Emotional Creature: the secret life of girls around the world
Originally produced by the Berkeley Repertory Theatre
The Romulus Linney Courtyard Theatre at The Pershing Square Signature Center, New York City
Known for her work as both a Tony-award winning playwright and a women’s rights activist, Eve Ensler turns her eye to women of the Millennial generation in her latest play.
The cast of six (Ashley Bryant, Molly Garden, Emily S Grosland, Jaquina Kalukango, Sade Namel and Olivia Oguma) play multiple roles each, from American high school students figuring out how to ask guys to wear condoms to girls fleeing genital mutilation and sex slavery.
An online, intercontinental pro-ana support group discusses food and weight loss while a Chinese factory worker advocates for the liberation of Barbie.
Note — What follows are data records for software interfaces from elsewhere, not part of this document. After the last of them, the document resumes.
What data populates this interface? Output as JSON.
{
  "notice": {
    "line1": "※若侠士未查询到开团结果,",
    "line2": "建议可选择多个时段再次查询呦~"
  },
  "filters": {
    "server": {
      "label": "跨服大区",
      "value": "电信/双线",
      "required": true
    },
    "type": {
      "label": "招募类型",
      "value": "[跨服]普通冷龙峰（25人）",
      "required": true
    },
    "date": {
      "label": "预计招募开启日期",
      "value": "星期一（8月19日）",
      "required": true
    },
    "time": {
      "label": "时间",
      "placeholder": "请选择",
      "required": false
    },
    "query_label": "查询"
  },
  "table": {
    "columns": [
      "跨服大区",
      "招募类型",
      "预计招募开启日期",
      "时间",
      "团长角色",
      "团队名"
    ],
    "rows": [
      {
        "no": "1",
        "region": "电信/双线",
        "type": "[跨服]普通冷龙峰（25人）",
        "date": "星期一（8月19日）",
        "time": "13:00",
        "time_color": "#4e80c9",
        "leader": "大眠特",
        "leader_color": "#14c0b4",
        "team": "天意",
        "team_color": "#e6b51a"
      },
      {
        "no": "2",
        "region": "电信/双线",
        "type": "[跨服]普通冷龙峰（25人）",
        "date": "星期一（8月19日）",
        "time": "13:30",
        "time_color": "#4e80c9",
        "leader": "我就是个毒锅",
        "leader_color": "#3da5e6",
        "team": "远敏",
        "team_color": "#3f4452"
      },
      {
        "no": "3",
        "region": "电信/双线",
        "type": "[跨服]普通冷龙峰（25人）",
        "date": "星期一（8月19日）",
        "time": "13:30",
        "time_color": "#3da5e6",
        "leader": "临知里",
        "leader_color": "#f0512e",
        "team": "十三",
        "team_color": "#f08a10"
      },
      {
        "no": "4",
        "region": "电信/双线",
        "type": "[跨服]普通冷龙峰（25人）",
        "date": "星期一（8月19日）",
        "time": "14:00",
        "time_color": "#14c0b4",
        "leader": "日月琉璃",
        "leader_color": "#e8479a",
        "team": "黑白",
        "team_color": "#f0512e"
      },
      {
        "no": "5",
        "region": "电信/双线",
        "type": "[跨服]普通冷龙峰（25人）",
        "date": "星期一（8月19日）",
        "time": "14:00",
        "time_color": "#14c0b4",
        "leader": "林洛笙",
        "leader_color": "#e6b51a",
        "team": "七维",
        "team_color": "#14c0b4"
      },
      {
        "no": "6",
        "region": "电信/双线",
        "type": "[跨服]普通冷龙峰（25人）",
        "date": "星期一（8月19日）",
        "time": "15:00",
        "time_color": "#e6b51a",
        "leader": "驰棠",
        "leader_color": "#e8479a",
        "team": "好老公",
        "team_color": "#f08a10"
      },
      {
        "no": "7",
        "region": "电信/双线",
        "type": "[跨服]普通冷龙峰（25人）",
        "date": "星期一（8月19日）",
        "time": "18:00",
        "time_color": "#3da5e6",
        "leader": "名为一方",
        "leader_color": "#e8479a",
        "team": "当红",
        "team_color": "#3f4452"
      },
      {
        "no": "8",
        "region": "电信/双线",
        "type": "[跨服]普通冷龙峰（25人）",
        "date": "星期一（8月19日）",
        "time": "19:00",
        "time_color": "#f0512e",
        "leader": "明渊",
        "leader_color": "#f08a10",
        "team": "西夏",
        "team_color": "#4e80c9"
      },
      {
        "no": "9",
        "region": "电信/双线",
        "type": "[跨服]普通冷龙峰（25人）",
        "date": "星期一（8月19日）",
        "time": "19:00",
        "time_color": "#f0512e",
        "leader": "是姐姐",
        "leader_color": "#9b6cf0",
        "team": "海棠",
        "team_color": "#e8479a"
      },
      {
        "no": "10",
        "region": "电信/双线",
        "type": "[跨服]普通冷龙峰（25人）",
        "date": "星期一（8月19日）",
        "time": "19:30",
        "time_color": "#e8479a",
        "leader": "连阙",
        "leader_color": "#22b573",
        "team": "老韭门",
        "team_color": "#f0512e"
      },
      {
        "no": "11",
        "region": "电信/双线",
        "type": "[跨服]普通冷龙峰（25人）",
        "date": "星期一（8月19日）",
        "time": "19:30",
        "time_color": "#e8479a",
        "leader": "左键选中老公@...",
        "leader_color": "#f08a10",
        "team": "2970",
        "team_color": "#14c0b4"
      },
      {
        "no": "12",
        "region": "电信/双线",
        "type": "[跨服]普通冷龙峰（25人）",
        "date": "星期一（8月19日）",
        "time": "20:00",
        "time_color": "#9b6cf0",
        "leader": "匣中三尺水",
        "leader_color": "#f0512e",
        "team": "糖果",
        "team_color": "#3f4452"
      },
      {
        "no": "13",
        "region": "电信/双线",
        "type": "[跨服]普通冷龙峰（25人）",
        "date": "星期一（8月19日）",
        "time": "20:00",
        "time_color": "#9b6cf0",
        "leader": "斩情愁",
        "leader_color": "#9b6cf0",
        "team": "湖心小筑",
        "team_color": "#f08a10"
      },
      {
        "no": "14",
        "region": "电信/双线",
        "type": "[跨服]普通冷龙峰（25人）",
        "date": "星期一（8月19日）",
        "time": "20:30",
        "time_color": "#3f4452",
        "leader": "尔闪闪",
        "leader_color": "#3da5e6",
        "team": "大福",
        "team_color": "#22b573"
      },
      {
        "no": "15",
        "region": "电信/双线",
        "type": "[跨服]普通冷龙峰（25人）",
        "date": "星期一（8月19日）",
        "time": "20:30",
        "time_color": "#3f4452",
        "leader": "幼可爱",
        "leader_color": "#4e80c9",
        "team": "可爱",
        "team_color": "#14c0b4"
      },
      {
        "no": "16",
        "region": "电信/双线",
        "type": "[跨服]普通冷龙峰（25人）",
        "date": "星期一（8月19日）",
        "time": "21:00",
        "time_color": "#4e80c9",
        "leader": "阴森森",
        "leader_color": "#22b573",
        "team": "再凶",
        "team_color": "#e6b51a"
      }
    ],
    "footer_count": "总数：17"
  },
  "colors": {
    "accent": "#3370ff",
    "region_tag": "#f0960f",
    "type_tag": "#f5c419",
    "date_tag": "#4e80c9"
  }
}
Dialect coach Louis Colaianni’s work with the company pays off in the international scenes.
Emotional Creature promotes power, self-ownership and agency for girls and teens. Its language is honest and direct, and it trusts its audience. The language of brutality, whether in the form of bullying or sexual abuse, is not moderated—nor should it be—and yet the overwhelming message of support and responsibility can remind teenage girls in the audience (of which, on this Saturday night in Manhattan, there seemed to be surprisingly few) that they are not alone and that their struggles and hardships are real ones.
Technically, the show hits its mark. Myung Hee Cho’s set design divides the borders of the stage into small boxes, each filled with different expressions of “girlhood”—a sampling would include things like dolls, brushes and hand weights—helps illustrate the diversity and universality of Emotional Creature’s message.
The production runs without an intermission, but the pace is managed through the contrast of dialogue and song. Choreography by Luam is simple but resonant, drawing on popular dance troupe stylings as well as traditional forms of movement.
Based on Ensler’s 2010 book, Emotional Creature is incisive in its approach, ending with optimism and inspiration. It challenges the idea that women—particularly girls—shouldn’t be discussing our lives and our sexuality openly with one another and the world, and in fact shows that for younger women, a culture of open discussion may already be taking root.
In early 2012, the reviewer worked with members of Eve Ensler's team in preparing The Vagina Blogs and Vaginagate actions in response to state-level anti-choice legislation in the state of Michigan.
Reviewer: Rachel Lynn Brody